So don’t put off discovering Dr. Kerzner’s methods for another minute! Here are three techniques that you can try out at work today.
1) Don’t answer the door
Everybody has a time of day when all cylinders are firing and they feel the most energized and productive. That’s not the time to schedule a bunch of meetings if you can help it. Instead, try a technique that Dr. Kerzner learned from one of his own project managers years ago to use this fruitful time to your advantage.
The project manager would arrive at work at 6:15 a.m., then lock himself in his office for the first half of the day, when he was most prolific. He wouldn’t answer knocks on the door or phone calls — this was before the dawn of texting and email — until lunchtime. After that, he would be available to meet with his staff for the rest of the day. So why did the project manager structure his mornings like this?
“He told me he needed solid blocks of time each day so that people wouldn’t rob him of his precious time,” Dr. Kerzner recalled. “When you work on projects that have six, seven, and eight zeroes and no decimal point, you can’t afford to have people rob you of your precious time. Suddenly I became a morning person.”
Carve out solitude during your prime time so you can focus. Then save your meetings or lighter and less urgent work for points in the day when you’re not as energetic. That way you still can accomplish something during that time, without struggling to focus on items that require heavy brain power.
2) Write the hardest chapter first
Many people prefer to tick all the easy tasks off of their to-do list. But that means that you’ll be left with a stack of your most difficult tasks — a recipe for procrastination. Instead, Dr. Kerzner suggested trying a different tactic.

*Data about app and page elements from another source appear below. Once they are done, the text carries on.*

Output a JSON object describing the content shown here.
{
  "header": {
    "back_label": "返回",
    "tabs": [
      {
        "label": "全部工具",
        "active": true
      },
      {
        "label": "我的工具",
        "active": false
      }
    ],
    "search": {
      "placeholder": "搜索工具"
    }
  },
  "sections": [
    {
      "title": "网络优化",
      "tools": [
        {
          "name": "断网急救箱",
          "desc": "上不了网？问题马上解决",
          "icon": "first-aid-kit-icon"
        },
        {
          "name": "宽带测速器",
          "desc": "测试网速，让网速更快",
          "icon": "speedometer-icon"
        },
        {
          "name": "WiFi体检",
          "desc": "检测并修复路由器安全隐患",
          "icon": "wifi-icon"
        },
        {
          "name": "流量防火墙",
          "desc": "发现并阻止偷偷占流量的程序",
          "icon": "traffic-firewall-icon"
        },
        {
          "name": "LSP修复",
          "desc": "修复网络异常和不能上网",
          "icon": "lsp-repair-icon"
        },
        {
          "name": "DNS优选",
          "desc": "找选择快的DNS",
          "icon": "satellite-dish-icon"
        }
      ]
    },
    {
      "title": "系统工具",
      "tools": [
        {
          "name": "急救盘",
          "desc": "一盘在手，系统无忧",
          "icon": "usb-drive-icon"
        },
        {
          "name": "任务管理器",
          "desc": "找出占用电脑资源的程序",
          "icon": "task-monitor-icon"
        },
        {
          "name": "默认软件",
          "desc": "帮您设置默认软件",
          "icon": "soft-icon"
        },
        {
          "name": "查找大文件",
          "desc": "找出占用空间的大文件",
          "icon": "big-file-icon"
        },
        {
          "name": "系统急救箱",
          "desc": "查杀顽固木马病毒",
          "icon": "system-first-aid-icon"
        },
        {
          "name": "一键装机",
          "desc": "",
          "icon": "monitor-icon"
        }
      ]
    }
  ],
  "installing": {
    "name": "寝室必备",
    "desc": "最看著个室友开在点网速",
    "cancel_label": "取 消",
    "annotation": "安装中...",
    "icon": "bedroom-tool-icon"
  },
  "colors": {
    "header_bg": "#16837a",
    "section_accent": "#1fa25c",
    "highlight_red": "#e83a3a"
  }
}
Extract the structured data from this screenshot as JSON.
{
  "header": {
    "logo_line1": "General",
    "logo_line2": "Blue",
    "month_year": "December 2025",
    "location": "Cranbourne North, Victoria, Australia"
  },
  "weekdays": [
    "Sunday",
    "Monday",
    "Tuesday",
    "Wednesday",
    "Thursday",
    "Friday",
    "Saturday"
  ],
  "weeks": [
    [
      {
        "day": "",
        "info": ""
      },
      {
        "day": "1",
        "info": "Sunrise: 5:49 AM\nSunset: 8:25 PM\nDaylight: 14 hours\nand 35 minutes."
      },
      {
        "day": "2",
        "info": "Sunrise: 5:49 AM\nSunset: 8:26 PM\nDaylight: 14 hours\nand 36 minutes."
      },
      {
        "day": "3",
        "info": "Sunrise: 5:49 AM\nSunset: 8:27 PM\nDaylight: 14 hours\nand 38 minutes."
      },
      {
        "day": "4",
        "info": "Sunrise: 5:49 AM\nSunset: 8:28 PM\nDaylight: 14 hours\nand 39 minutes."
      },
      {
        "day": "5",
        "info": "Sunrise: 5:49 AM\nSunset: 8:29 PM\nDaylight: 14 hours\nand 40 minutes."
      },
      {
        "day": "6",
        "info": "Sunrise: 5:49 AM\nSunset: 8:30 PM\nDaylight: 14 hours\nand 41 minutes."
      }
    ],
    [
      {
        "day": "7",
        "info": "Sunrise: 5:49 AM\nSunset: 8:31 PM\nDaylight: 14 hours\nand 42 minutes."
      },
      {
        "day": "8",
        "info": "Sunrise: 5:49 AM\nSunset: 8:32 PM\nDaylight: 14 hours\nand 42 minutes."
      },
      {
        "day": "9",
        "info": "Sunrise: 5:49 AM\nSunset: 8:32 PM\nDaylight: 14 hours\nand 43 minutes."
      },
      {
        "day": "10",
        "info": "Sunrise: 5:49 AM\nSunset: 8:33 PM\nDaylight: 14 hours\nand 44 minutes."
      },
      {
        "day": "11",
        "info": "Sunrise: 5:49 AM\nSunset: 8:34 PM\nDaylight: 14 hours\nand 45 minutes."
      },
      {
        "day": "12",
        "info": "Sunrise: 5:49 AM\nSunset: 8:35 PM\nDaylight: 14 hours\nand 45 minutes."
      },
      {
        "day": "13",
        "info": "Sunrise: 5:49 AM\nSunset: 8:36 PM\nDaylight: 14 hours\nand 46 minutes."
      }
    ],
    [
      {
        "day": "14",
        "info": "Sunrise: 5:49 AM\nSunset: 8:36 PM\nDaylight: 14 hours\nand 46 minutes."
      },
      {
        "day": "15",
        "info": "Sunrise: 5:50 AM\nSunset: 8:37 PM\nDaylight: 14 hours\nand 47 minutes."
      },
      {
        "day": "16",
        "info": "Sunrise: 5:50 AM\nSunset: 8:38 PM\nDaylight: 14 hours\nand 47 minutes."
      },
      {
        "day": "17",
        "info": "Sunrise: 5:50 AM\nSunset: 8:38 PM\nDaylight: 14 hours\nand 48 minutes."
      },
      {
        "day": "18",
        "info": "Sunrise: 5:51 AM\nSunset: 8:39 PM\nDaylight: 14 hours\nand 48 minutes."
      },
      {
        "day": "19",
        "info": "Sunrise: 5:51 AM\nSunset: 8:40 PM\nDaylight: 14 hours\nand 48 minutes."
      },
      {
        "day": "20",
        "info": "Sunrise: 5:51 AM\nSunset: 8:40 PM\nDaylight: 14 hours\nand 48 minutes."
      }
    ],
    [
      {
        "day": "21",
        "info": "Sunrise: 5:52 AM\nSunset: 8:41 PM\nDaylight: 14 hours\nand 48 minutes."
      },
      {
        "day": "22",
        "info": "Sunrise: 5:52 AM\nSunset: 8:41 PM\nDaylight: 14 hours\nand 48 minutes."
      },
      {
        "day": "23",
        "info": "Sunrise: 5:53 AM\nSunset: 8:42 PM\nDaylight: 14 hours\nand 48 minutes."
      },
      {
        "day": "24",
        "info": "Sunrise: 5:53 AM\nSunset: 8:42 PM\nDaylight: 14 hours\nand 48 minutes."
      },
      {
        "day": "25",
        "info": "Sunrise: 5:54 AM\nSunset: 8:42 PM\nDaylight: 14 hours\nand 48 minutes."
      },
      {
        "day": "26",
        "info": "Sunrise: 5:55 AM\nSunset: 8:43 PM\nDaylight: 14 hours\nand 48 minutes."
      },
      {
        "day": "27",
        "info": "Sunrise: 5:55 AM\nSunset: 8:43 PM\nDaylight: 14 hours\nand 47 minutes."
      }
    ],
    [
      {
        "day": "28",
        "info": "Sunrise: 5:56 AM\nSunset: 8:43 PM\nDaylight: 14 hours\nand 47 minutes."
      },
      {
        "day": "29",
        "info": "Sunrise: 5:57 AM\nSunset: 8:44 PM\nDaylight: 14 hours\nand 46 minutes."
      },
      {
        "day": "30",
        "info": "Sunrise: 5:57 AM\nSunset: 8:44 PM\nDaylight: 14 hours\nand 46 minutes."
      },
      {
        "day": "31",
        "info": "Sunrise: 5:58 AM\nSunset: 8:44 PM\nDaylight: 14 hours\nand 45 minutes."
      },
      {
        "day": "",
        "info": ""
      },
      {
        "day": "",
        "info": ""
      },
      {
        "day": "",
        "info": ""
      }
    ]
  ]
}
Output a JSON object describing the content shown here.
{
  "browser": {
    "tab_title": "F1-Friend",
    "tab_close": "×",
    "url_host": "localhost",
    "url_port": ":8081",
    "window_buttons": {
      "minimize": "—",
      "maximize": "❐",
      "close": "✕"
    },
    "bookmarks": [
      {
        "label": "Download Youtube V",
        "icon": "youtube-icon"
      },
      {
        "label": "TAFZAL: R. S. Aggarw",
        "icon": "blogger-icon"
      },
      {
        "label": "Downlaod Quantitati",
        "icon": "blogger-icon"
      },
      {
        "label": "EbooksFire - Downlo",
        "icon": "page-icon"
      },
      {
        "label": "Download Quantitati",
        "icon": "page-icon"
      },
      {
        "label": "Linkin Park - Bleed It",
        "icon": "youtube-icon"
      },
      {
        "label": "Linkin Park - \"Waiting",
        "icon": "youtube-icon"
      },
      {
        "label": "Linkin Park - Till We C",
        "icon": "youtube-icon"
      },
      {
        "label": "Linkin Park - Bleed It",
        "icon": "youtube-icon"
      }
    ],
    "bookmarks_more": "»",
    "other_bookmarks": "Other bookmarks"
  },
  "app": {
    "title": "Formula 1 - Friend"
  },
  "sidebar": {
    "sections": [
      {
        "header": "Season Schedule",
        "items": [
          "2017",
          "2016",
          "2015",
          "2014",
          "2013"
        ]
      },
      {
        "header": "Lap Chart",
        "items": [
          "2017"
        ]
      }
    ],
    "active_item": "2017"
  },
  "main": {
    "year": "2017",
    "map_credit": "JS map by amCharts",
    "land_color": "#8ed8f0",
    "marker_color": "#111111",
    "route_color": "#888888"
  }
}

As the author of numerous books on project management, Kerzner credited his productivity with figuring out the most difficult chapter to write. That becomes the chapter he tackles first. When it’s done, he moves on to the next-hardest chapter, and so on, until he completes the book.
“The result is that the book gets easier and easier to write once you get into it,” said Dr. Kerzner. “I talk to people who spend three to four years writing a book. That’s because they start on page one.”
Completing the hardest parts first also gives you a sense of accomplishment that carries through to the next to-do.
3) Hang out at happy hour
Interestingly, one way employers can help curb procrastination is to encourage co-workers to spend time together socially. Whether it’s bringing in lunch or planning an occasional happy hour, companies can actually boost productivity through these interactions. They build a stronger community and closer relationships among people who work together. But how does that help battle procrastination?
“At organizations where workers socialize with each other outside of work, they are more productive — with less procrastinating — than at organizations where they only talk to each other at work,” said Dr. Kerzner, citing the work of MIT Professor Alex Pentland.
“When people procrastinate, they often could care less about the impact of their procrastination on other people. But when you socialize with people away from work, and they are your friends, now you have second thoughts about procrastination and how it impacts other people.”
Procrastination keeps you from doing your best work. It drives down your own productivity and that of the people around you. But by tapping into your inner resources and trying out these three techniques, you, too, can make the most of your own precious time.